      Yes, I suppose one could say that the history and tragic fate of the Jewish cemetery and neighborhood in Bratislava provides a stark and brutally honest picture of the loss and genocide that occurred. We tend to think of the holocaust in abstract terms - numbers so enormous that's they're nearly impossible to really fathom. But Bratislava's Jewish history, or rather, the relative lack of its physical traces, allows people to really see just how destructive the fascist and communist regimes were, because there's so little left to see. I've read that the Jewish quarter in Warsaw was largely rebuilt, and I know that a fair amount of the Jewish quarter in Prague has been lovingly preserved. But if one were to attempt that in Bratislava, it would require the demolition and rerouting of a major highway. The problem, of course, is most tourists who pass through would have very little idea about what happened and how much was destroyed unless they visited the Jewish museum.

      The Chatam Sofer mausoleum can be difficult to spot since it's in such a strange place.
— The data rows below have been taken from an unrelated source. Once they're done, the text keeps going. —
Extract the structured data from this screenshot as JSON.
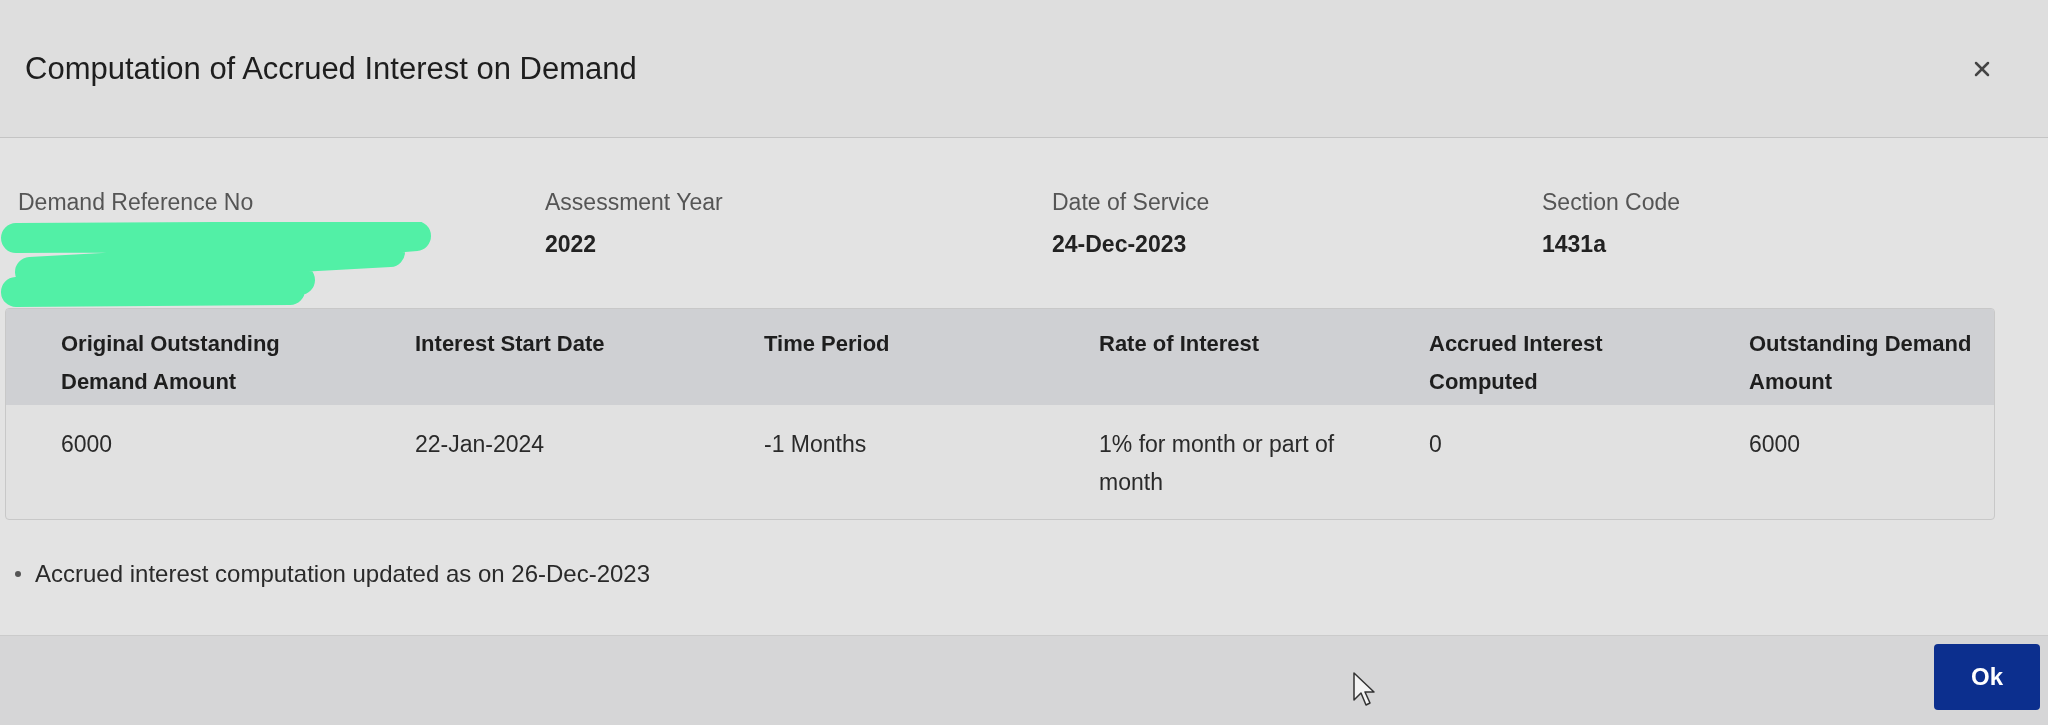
{
  "dialog": {
    "title": "Computation of Accrued Interest on Demand"
  },
  "fields": [
    {
      "label": "Demand Reference No",
      "redacted": true
    },
    {
      "label": "Assessment Year",
      "value": "2022"
    },
    {
      "label": "Date of Service",
      "value": "24-Dec-2023"
    },
    {
      "label": "Section Code",
      "value": "1431a"
    }
  ],
  "table": {
    "columns": [
      "Original Outstanding Demand Amount",
      "Interest Start Date",
      "Time Period",
      "Rate of Interest",
      "Accrued Interest Computed",
      "Outstanding Demand Amount"
    ],
    "rows": [
      [
        "6000",
        "22-Jan-2024",
        "-1 Months",
        "1% for month or part of month",
        "0",
        "6000"
      ]
    ]
  },
  "notes": [
    "Accrued interest computation updated as on 26-Dec-2023"
  ],
  "footer": {
    "buttons": [
      {
        "label": "Ok",
        "kind": "primary"
      }
    ]
  }
}
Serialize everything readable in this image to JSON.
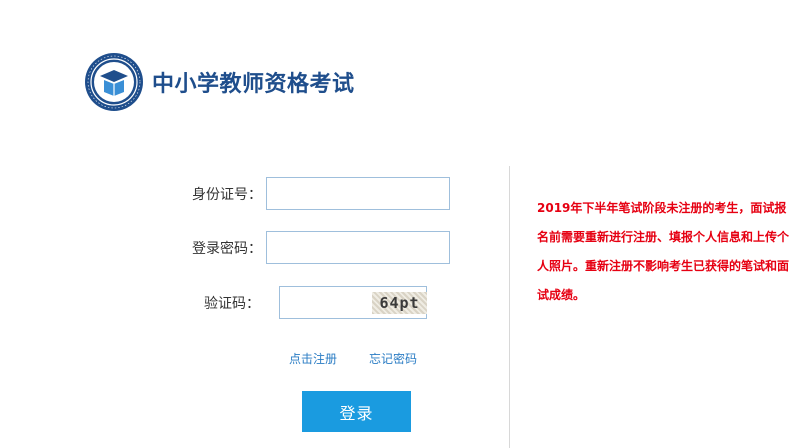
{
  "header": {
    "logo_icon": "teacher-qualification-emblem-icon",
    "site_title": "中小学教师资格考试"
  },
  "login_form": {
    "id_label": "身份证号：",
    "id_value": "",
    "password_label": "登录密码：",
    "password_value": "",
    "captcha_label": "验证码：",
    "captcha_value": "",
    "captcha_image_text": "64pt",
    "register_link": "点击注册",
    "forgot_password_link": "忘记密码",
    "login_button": "登录"
  },
  "notice": {
    "text": "2019年下半年笔试阶段未注册的考生，面试报名前需要重新进行注册、填报个人信息和上传个人照片。重新注册不影响考生已获得的笔试和面试成绩。"
  },
  "colors": {
    "brand_blue": "#1f4e8c",
    "button_blue": "#1a9be0",
    "link_blue": "#2a7cc4",
    "notice_red": "#e60012",
    "input_border": "#9fbfdc"
  }
}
Even the newer cemetery that's further up the hill is difficult to spot from he road since it's on the other side of a massive wall with zero signage to indicate that it's there.

    2. I think I understand why the community might want to keep a low profile with the new cemetery.

    3. Well, yeah, given the history of their cemeteries and neighborhoods being dug up and paved over... But also, I have read of problems with vandalism in other Jewish cemeteries, particularly out in the east, in and near Kosice, which is likely another reason for keeping a low profile.